Furthermore, if a mental illness that warrants reporting is not a chronic condition and is known to be treatable with an expectation for full recovery, I believe there should be allowances in this legislation for one to have their right to bear arms restored. If an individual seeks professional care, receives appropriate therapy, is rehabilitated, and is cleared by a psychiatric professional, I see no reason to consider this person to be a danger to society and he or she should therefore reclaim the right to possess a firearm. As the bill currently stands, I do not see anywhere that this concern is addressed.
I hope you can help me to better understand the provisions of S.94 and the implications that it would have if passed. I have always enjoyed your willingness to consider the thoughts of your constituents and provide sincere and thoughtful responses, and I look forward to hearing back from you on this issue. Thank you for your time.
Vermont Senator Joe Benning responded to the above letter. You can view his response by simply clicking his name below:
The following is a letter that was sent to U.S. Senator Patrick Leahy concerning his vote for the assault weapons ban that passed the Senate Judiciary Committee along party lines, 10-8, on March 14, 2013:
March 14, 2013
I am writing to inform you that, although it was already very unlikely that I would vote for you next election, you have officially made my decision very easy by voting in favor of the federal assault weapons ban that just passed through committee, 10-8. I will be voting against you, regardless of who your opponent is, and will be actively campaigning to encourage others to do the same.
You clearly DO NOT care what your constituents want, evidenced by the fact that you have openly voted against the interests and desires that we have expressed.

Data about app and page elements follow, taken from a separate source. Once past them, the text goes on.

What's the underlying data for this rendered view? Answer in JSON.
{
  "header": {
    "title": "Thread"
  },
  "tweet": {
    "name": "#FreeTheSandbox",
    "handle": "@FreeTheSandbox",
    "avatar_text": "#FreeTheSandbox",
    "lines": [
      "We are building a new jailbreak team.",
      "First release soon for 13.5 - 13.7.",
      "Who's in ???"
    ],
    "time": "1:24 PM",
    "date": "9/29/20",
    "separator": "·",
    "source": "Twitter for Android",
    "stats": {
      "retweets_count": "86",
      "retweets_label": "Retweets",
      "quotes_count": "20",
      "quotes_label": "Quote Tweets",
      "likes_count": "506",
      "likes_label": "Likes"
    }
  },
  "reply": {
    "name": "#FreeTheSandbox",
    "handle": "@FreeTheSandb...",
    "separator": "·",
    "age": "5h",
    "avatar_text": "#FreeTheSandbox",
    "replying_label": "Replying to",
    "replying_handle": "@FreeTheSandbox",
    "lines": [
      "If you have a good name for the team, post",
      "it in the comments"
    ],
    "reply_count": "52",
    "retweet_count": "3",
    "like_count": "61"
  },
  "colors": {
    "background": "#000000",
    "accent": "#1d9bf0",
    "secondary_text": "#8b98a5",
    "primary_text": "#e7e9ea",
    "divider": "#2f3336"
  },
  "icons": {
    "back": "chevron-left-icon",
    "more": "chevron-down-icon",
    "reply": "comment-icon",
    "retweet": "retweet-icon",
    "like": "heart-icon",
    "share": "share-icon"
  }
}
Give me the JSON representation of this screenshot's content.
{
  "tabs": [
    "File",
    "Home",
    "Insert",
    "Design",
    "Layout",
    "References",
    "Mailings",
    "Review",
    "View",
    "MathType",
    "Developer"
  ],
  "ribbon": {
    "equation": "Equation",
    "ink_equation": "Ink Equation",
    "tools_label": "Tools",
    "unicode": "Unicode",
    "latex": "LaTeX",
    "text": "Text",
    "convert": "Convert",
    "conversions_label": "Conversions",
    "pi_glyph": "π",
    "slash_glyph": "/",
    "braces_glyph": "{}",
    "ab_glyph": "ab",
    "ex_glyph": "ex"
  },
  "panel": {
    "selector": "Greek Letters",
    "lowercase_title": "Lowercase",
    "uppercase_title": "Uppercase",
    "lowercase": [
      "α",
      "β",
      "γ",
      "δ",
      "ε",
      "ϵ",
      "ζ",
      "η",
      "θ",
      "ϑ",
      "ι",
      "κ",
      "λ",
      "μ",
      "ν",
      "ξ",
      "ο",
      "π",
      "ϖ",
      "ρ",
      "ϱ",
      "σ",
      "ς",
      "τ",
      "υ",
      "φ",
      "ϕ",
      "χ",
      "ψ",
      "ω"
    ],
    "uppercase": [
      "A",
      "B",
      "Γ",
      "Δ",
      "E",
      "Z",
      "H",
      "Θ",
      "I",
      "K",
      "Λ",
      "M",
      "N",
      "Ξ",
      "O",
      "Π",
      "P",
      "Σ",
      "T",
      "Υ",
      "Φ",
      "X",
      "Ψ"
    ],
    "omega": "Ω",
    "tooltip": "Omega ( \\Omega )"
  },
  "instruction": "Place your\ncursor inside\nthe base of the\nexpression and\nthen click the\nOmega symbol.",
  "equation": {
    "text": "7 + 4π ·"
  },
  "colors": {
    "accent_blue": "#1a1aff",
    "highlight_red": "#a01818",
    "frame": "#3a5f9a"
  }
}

This week, 50 Vermonters showed up at the state house to support gun control. However, just weeks ago, approximately 1000 Vermonters stood outside the state house in a snow storm in opposition of such legislation, their actions speaking volumes as to where our state stands on this issue.
Your actions, on the other hand, speak even louder, illustrating your blatant disregard for those who you represent. Your job, Mr. Leahy, is to be OUR voice in Washington, not to play party politics. Your decision to support this unconstitutional legislative effort is deplorable at best, and it is my most sincere hope that it will cost you your job when Vermont’s ballots are next cast.
U.S. Senator Patrick has yet to respond to the above letter. Check back regularly, as responses will be posted as they are received.